Thursday, May 5th, 2011
My summary of War and Peace, by Leo Tolstoy continues…
Books Thirteen to Fifteen
The French are in Moscow and the Russians are without, vacillating between activity and lethargy, apparently on the brink of disintegration, suddenly propelling themselves uncompelled into attacks on the invaders. Kutusov is not a happy pensioner. His commanders delay when they should attack and attack when he particularly asked them not to. There is little organisation, and everything – including successful battle – appears to proceed spontaneously of its own accord. Kutusov is a man barely holding onto the leash of the live animal that is his army, but, says Tolstoy, his genius lies in the fact that he knows how things will be, and knows he must allow history to direct itself. Napoleon is also a man struggling to maintain control, but therein, says Tolstoy, lies his arrogance, his folly, and doom. His attempts to enforce order on Moscow are ineffective; half the city is consumed in flames while the rest is looted by undisciplined soldiers and opportunistic locals.
Eventually the French, following no pressure to do so from the Russian army, get fed up with pretending they have anything to do in Moscow and leave. Weighed down with useless plundered trinkets, they begin their long weary trudge across the same landscape they themselves laid waste to weeks previously, just as a freezing winter dawns. With the departing army marches Pierre, still a prisoner, and shadowing but never closing with the French is Kutusov and his Russian army. More eager for action are the marauding partisans, informal outgrowths of the Russian forces. Commanding one such guerrilla band is Denisov, old gweat fwiend of Nick Rostov – a remembrance which leads him to encourage Nicky’s younger brother Petya, when that boy-soldier delivers him a message, to stay with his guerrillas for a while. Little Petya is thrilled, he is as desperately eager to prove his bravado as silly Nick was back in 1805. And his chance comes soon – Denisov and cheeky adventurer Dolokhov are planning an attack on a French convoy the very morning after Petya’s arrival. To get an accurate idea of what they will be facing, Dolokhov allows Petya to accompany him on a daring night-time undercover mission into the French camp – a spy escapade that old Dolly carries off with such aplomb that Petya, overcome with adulation, cannot resist kissing him. I’m not sure whether it is standard military protocol to offer a sloppy kiss as a reward for gallantry, but had young Petya not been killed in the attack on the following morning, he surely would have been a force for change in the Russian military.

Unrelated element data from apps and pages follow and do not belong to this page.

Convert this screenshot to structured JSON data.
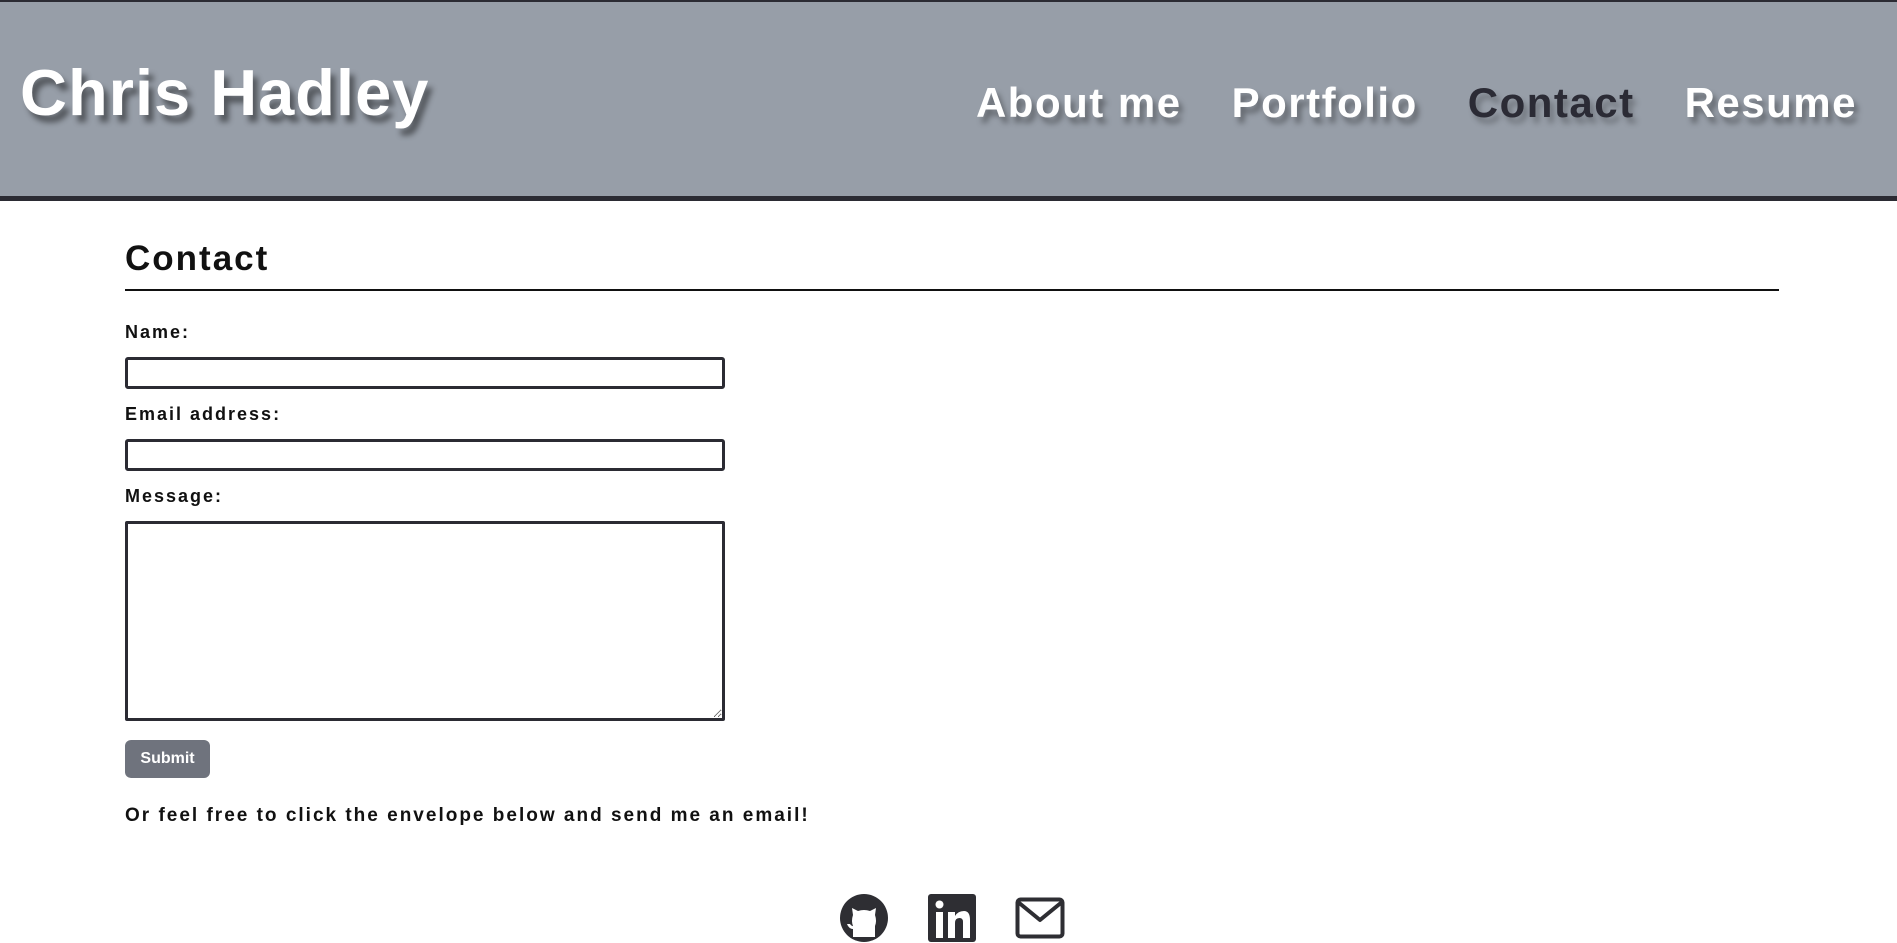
{
  "header": {
    "brand": "Chris Hadley",
    "nav": [
      {
        "label": "About me",
        "active": false
      },
      {
        "label": "Portfolio",
        "active": false
      },
      {
        "label": "Contact",
        "active": true
      },
      {
        "label": "Resume",
        "active": false
      }
    ]
  },
  "main": {
    "title": "Contact",
    "form": {
      "name_label": "Name:",
      "name_value": "",
      "email_label": "Email address:",
      "email_value": "",
      "message_label": "Message:",
      "message_value": "",
      "submit_label": "Submit"
    },
    "note": "Or feel free to click the envelope below and send me an email!"
  },
  "footer": {
    "socials": [
      {
        "icon": "github-icon"
      },
      {
        "icon": "linkedin-icon"
      },
      {
        "icon": "envelope-icon"
      }
    ]
  },
  "colors": {
    "header_bg": "#979ea8",
    "header_border": "#2b2b33",
    "active_nav": "#2b2b35",
    "submit_bg": "#6f737d",
    "icon": "#2e2e33"
  }
}
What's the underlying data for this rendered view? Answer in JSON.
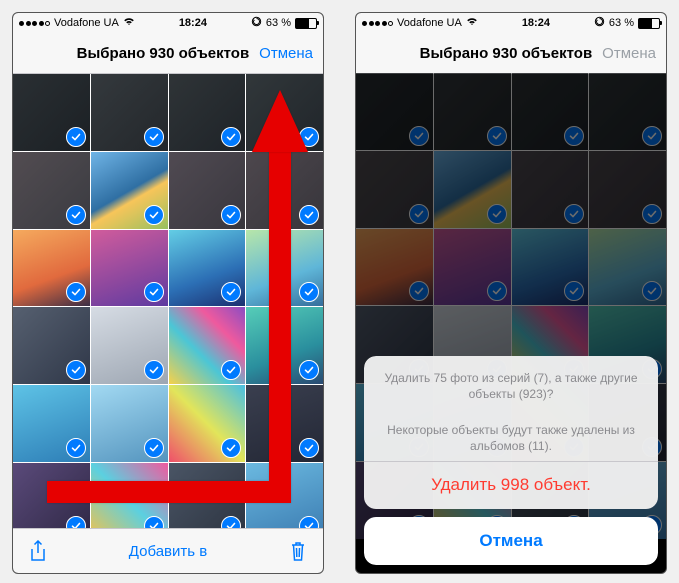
{
  "status": {
    "carrier": "Vodafone UA",
    "time": "18:24",
    "battery_pct": "63 %"
  },
  "left": {
    "title": "Выбрано 930 объектов",
    "cancel": "Отмена",
    "add_to": "Добавить в"
  },
  "right": {
    "title": "Выбрано 930 объектов",
    "cancel": "Отмена",
    "alert_line1": "Удалить 75 фото из серий (7), а также другие объекты (923)?",
    "alert_line2": "Некоторые объекты будут также удалены из альбомов (11).",
    "delete_btn": "Удалить 998 объект.",
    "sheet_cancel": "Отмена"
  },
  "thumb_colors": [
    "linear-gradient(135deg,#2a2f33,#1b2024)",
    "linear-gradient(135deg,#34393d,#23272b)",
    "linear-gradient(135deg,#2f3437,#1e2328)",
    "linear-gradient(135deg,#31373a,#20252a)",
    "linear-gradient(135deg,#524c51,#3a3b41)",
    "linear-gradient(150deg,#6fb4e6,#2f6fa3 50%,#f7c55a 60%,#97c05f)",
    "linear-gradient(135deg,#504a52,#39373e)",
    "linear-gradient(135deg,#4d474d,#37353b)",
    "linear-gradient(160deg,#f5aa5e,#e16a3e 60%,#3a2e46)",
    "linear-gradient(160deg,#d15c9c,#5e3aa0)",
    "linear-gradient(160deg,#63cde5,#2c6fb5 60%,#1b3070)",
    "linear-gradient(160deg,#b7e6a9,#5fb6d8 60%,#356e9c)",
    "linear-gradient(135deg,#566070,#2f3748)",
    "linear-gradient(160deg,#d6dce4,#9da6b2)",
    "linear-gradient(45deg,#f6d14a,#4bc6d6 40%,#ef5a9e 70%,#8b4dc3)",
    "linear-gradient(160deg,#56cdb8,#2a8f9e 60%,#2a4a72)",
    "linear-gradient(160deg,#5ec3e6,#2d7db6)",
    "linear-gradient(160deg,#a2d9f2,#5494be)",
    "linear-gradient(45deg,#ef4f6a,#e2e55a 50%,#48bfe3)",
    "linear-gradient(160deg,#3a3f4f,#232735)",
    "linear-gradient(135deg,#5a4a7a,#2e2744)",
    "linear-gradient(45deg,#f4c24a,#5bd0e0 50%,#f05a9e)",
    "linear-gradient(135deg,#4a5565,#2c3340)",
    "linear-gradient(160deg,#6bb9e0,#3a7ab0)"
  ]
}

As it is, Petya does die in the dawn raid, but Pierre, who had been in the very French convoy under attack, is saved from captivity by his old love-rival Dolokhov, and swiftly sent packing to convalesce from his harrowing experience. After spending some time under the tenderless care of his cousin and pondering, as the terrible destruction of the French army on its long march continues, how newly happy he is and how at peace with his fellow man he now feels himself to be, Pierre is soon strong enough to return to an equally rapidly-recovering Moscow. There he dives back into his ‘affairs’, and soon after learning of the death of his wife Helene with a little more than equanimity (‘How good, how splendid’ he says on hearing the news), happens to come across his old crush Natasha Rostov. That young lady found the death of ex-fiancé Andrei a little harder to get over than Pierre did Helene’s; indeed, it is not until Natasha hears of her little brother Petya’s fate that she starts to cheer up. After spending some time petting inconsolable Mummy Rostov, Natasha is sufficiently recovered from Andrei’s death to accompany new best buddy Mary to Moscow. It is there, at drab Princess Mary’s house, that Natasha and Pierre are reunited and convince themselves, after so many years of acquaintanceship, to be suddenly and naturally in love.
Georgina Phipps, Editorial Administrator
Read the next installment: The Epilogues
(Missed the previous summaries? Read them here: Book One , Book Two , Book Three , Book Four, Book Five, Book Six, Book Seven, Book Eight, Book Nine, Book Ten, Books Eleven & Twelve Part I and Books Eleven to Twelve Part II)